Iamblichus continued the Neoplatonist tendency toward further differentiation of the basic concepts of Plotinus (“the One,” “the Intelligence,” or nous, and “the Soul”) and combined the latter’s teachings with Eastern mysticism. Of Iamblichus’ large compendium of Pythagorean teachings, five treatises are extant. The extremely elaborate multilevel system that he worked out consisted of the gods above the world, who were pure intellects and pure soul; the heavenly gods, who commanded the 12 world spheres—earth, water, air, fire, the seven planets, and the ether; the subheavenly deities; and finally the “guardian” deities and demons of various peoples and individuals. This system represented Iamblichus’ attempt to defend the polytheism of ancient mythology in the face of triumphant Christian monotheism.

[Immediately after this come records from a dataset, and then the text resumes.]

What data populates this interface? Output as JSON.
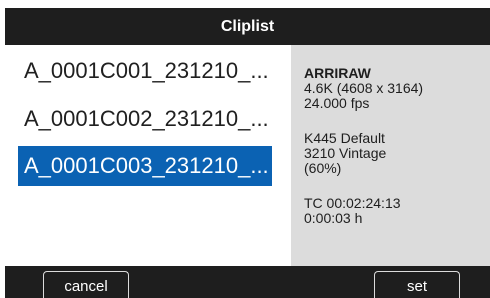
{
  "title": "Cliplist",
  "clips": [
    {
      "name": "A_0001C001_231210_...",
      "selected": false
    },
    {
      "name": "A_0001C002_231210_...",
      "selected": false
    },
    {
      "name": "A_0001C003_231210_...",
      "selected": true
    }
  ],
  "info": {
    "codec": "ARRIRAW",
    "resolution": "4.6K (4608 x 3164)",
    "fps": "24.000 fps",
    "look": "K445 Default",
    "lut": "3210 Vintage",
    "lut_strength": "(60%)",
    "timecode": "TC 00:02:24:13",
    "duration": "0:00:03 h"
  },
  "buttons": {
    "cancel": "cancel",
    "set": "set"
  },
  "colors": {
    "bar": "#1e1e1e",
    "selection": "#0b62b3",
    "info_panel": "#dcdcdc"
  }
}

In his treatise On the Egyptian Mysteries, Iamblichus sought to interpret and classify such classical religious rites as divination and the offering of sacrifices. Of great historical and philosophical importance is the method used by Iamblichus in his commentary on Plato’s dialogues (which he treated in all their various aspects—for example, from the ethical, logical, cosmological, and physical point of view); this method determined the course of all later Neoplatonic commentaries, including those of Pico della Mirandola and other members of the Platonic Academy in Florence.

TEXTS

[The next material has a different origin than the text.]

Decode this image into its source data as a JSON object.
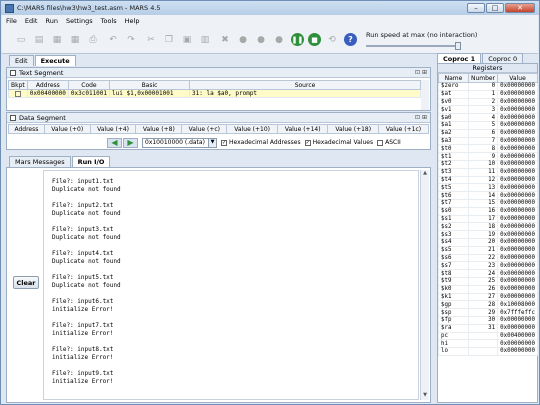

Jamblichi de mysteriis liber. Edited by G. Parthey. Berlin, 1857.
Jamblichi de vita Pythagorica liber. Edited by A. Nauck. St. Petersburg, 1884.

REFERENCES

Istoriia filosofii, vol. 1. Moscow, 1940. Pages 372–75.
Ueberweg, F. Grundriss der Geschichte der Philosophie, 12th ed., vol. 1: Die Philosophie des Altertums. Berlin, 1926. (Bibliography.)

A. F. LOSEV

The Great Soviet Encyclopedia, 3rd Edition (1970-1979). © 2010 The Gale Group, Inc. All rights reserved.
References in periodicals archive ?
They want to damp down apocalyptic anticipation, and they build bridges with the pagan religious thought of the age: speculation about cosmic powers (Iamblichus), a mystical monism (Plotinus), with a dash of theurgy (the Hermetic Corpus).
Rather, the primary extension is a line." (This commentary is generally thought to be derived from that of Syrianus, who had access to lost writing of Iamblichus, who in turn preserved evidence from Aristotle's lost writings on the Pythagoreans.) The unit that is (conceptually?) primary is not per se undivided or indivisible.
Indeed, they say, before the Neoplatonists, the dialogue was valued more by rhetoricians and writers that by philosophers, but Iamblichus made it one of the 12 dialogues that he alleged conveyed the whole of Plato's philosophy.
his late ancient, or Hellenistic, disciples, including Iamblichus and
At the beginning of his commentary ([s3;1-6) Damascius presents different positions: some, relying on the subtitle given by Thrasyllus, say that it is pleasure; a certain Pisitheus (pupil of Theodorus of Asine) that it is intelligence; Iamblichus, Syrianus, and Proclus that it is the final cause of the universe and the immanent good to all; Proclus again, that it is only the Good (a mixture of pleasure and intelligence) of all animated beings.
(9.) Iamblichus, On the Pythagorean Way of Life: Text, Translation,
Yet Cooper's entry also includes the risible tale (derived from Iamblichus) in which Pythagoras instructs an ox not to eat beans, a bizarre dietary restriction that elicited much mockery as well as ingenious explanations from later commentators.
Representing Pythagorean friendship in a monistic context, Iamblichus broadly represents his predecessor's ideal as a translation of the gods' love for man among one another (sec On the Pythagorean Life, trans.
Iamblichus and the others note the unprecedented success of his lectures gathering more and more participants.